Where a writ of attachment is used as original process and performs both the office of a summons and an attachment, the effect of an order quashing a writ of attachment is to put an end to the cause. Paul v. Bird, 25 N.J.L. 559 (Sup. Ct. 1856). On the quashing of the writ the lien became ineffectual unless a stay was granted to permit the plaintiff to appeal. Thus an order quashing the writ obviously is such a final judgment from which an appeal can be taken as a matter of right. R.R. 2:2-1, Art. VI, Sec. V, par. 2, Constitution of 1947.
The opportunity to apply for a stay to preserve the subject matter or res of the suit is implicit in every appeal which can be taken as a matter of right. While the provision as to notice in R.R. 4:55-1 on the settlement of an order or judgment is directory rather than mandatory, counsel for the defendant chose to ignore it and imposed on the trial judge by presenting the order quashing the writ. Immediately after the signing of the order, it was served on the garnishee bank which released the policies which were then removed from this State. These actions were a calculated attempt to deprive the courts of this State of jurisdiction of the res, thus defeating the right of the appellant of an opportunity to apply for a stay to preserve the subject matter of the appeal until he could perfect and prosecute his appeal.
[20 NJ Page 176]
The rules of practice and procedure aim to facilitate orderly judicial procedure and are intended to provide for "the just determination of each cause." Such purpose cannot be permitted to be thwarted or defeated by the sleight-of-hand of counsel or the fleetness of foot of an elusive defendant.
The removal of the insurance policies from this State is merely the end result of such delusive tactics and does not render the issue of legal error committed by the trial court moot as between the parties to this suit. On this appeal, we are not concerned with rights of third parties which may arise or have arisen subsequent to the order quashing the writ, but only the rights of the parties to this suit inter sese as established by the levy of the writ of attachment which we hold to have been validly issued and executed but erroneously quashed by the trial court.
The quashing of the writ is reversed and vacated and the lien of attachment reinstated as against the defendant and the parties and the cause are restored to the same positions imposed by law prior to the entry of the order quashing the writ.

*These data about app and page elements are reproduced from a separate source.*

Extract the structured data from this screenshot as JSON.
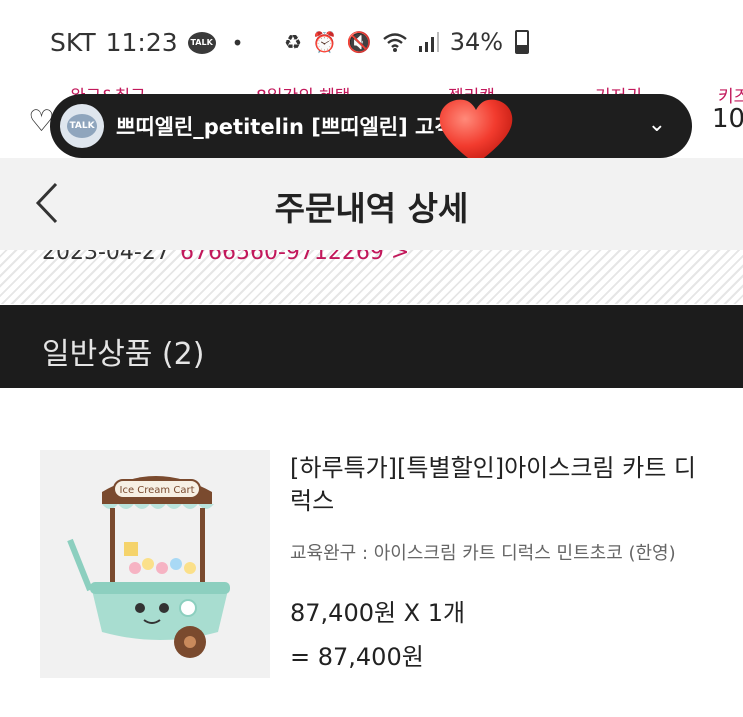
{
  "status_bar": {
    "carrier": "SKT",
    "time": "11:23",
    "talk_badge": "TALK",
    "dot": "•",
    "battery": "34%"
  },
  "background_nav": {
    "tabs": [
      "완구&취구",
      "8일간의 혜택",
      "젤리캣",
      "기저귀",
      "키즈"
    ],
    "count": "10"
  },
  "kakao_popup": {
    "avatar_badge": "TALK",
    "message": "쁘띠엘린_petitelin  [쁘띠엘린]  고객님…",
    "sticker": "heart"
  },
  "header": {
    "title": "주문내역 상세"
  },
  "order": {
    "date": "2023-04-27",
    "number": "6766560-9712269 >"
  },
  "section": {
    "title": "일반상품 (2)"
  },
  "product": {
    "image_label": "Ice Cream Cart",
    "title": "[하루특가][특별할인]아이스크림 카트 디럭스",
    "option": "교육완구 : 아이스크림 카트 디럭스 민트초코 (한영)",
    "price_line": "87,400원 X 1개",
    "total_line": "= 87,400원"
  },
  "colors": {
    "accent": "#c2185b",
    "header_bg": "#f2f2f2",
    "section_bg": "#1c1c1c"
  }
}
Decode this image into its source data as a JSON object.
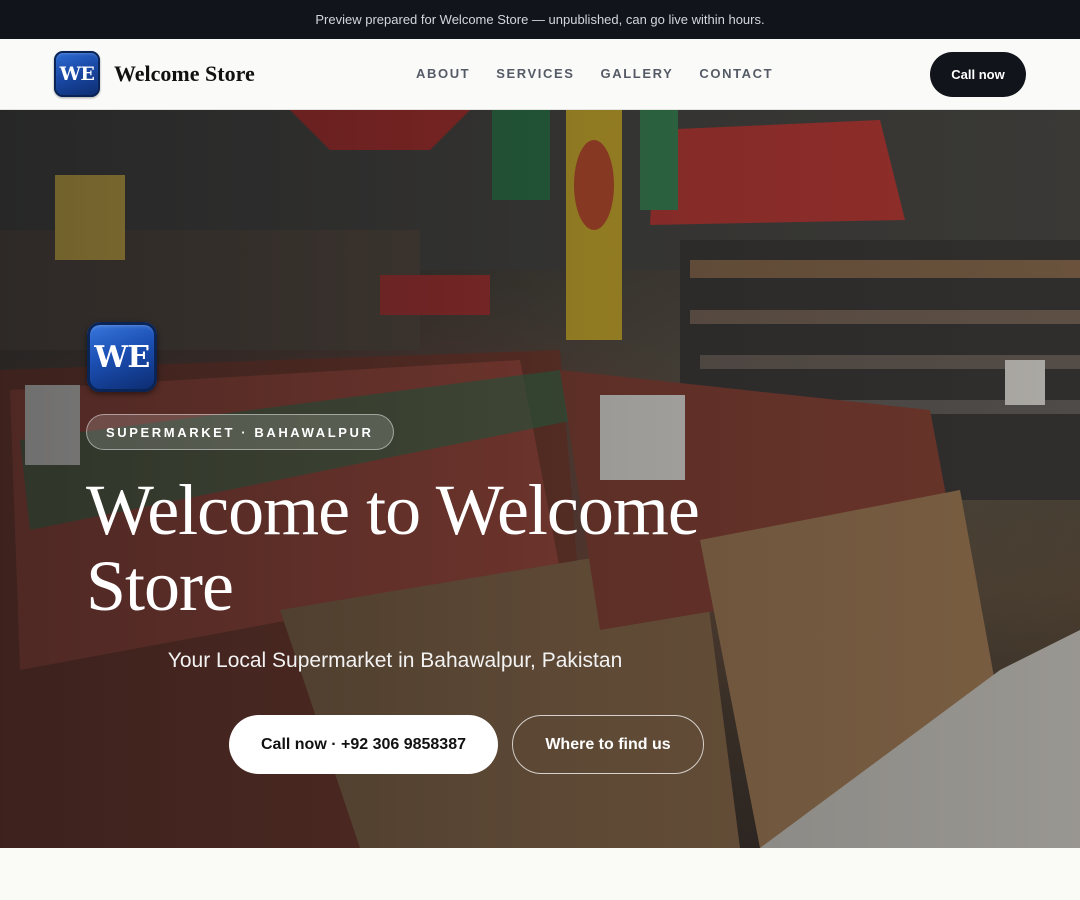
{
  "banner": {
    "text": "Preview prepared for Welcome Store — unpublished, can go live within hours."
  },
  "header": {
    "logo_text": "WE",
    "brand": "Welcome Store",
    "nav": [
      {
        "label": "ABOUT"
      },
      {
        "label": "SERVICES"
      },
      {
        "label": "GALLERY"
      },
      {
        "label": "CONTACT"
      }
    ],
    "cta_label": "Call now"
  },
  "hero": {
    "logo_text": "WE",
    "tag": "SUPERMARKET · BAHAWALPUR",
    "title": "Welcome to Welcome Store",
    "subtitle": "Your Local Supermarket in Bahawalpur, Pakistan",
    "primary_button": "Call now · +92 306 9858387",
    "secondary_button": "Where to find us",
    "background_image": "supermarket-interior-photo"
  },
  "colors": {
    "banner_bg": "#11141b",
    "logo_blue": "#1a4aa8",
    "cta_dark": "#11141b",
    "page_bg": "#fafaf7"
  }
}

The reversal of a judgment by any competent authority restores the parties litigant to the same condition in which they were prior to its rendition, and the parties are allowed to proceed in the court below to obtain a final determination of their right in the same manner and to the same extent as if their cause had never been heard or decided by any court. 2 Freeman on Judgments (5 th ed.), sec. 1167, p. 2416; 3 Am. Jur., sec. 1191, p. 697.

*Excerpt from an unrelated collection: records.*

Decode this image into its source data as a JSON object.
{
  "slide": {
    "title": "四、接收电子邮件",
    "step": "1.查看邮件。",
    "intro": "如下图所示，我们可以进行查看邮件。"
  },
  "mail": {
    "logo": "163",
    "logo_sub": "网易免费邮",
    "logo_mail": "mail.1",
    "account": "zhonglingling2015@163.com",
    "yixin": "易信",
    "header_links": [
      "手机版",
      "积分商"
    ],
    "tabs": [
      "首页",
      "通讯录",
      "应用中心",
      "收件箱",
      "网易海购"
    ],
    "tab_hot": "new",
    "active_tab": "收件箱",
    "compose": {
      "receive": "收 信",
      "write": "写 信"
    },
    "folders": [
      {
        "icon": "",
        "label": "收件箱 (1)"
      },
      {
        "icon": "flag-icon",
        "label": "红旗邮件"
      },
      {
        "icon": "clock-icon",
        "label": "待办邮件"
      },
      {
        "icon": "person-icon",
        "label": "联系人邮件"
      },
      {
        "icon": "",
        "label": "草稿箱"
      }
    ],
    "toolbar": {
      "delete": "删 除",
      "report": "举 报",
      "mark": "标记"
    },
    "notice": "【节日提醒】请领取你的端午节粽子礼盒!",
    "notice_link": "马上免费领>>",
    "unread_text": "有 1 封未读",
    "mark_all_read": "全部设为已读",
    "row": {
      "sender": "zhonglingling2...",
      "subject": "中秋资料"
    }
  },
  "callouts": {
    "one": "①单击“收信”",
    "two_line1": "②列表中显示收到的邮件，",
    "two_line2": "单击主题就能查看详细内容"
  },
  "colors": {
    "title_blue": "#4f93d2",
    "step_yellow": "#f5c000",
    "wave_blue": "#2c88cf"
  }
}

The cause is remanded for further proceedings consistent herewith.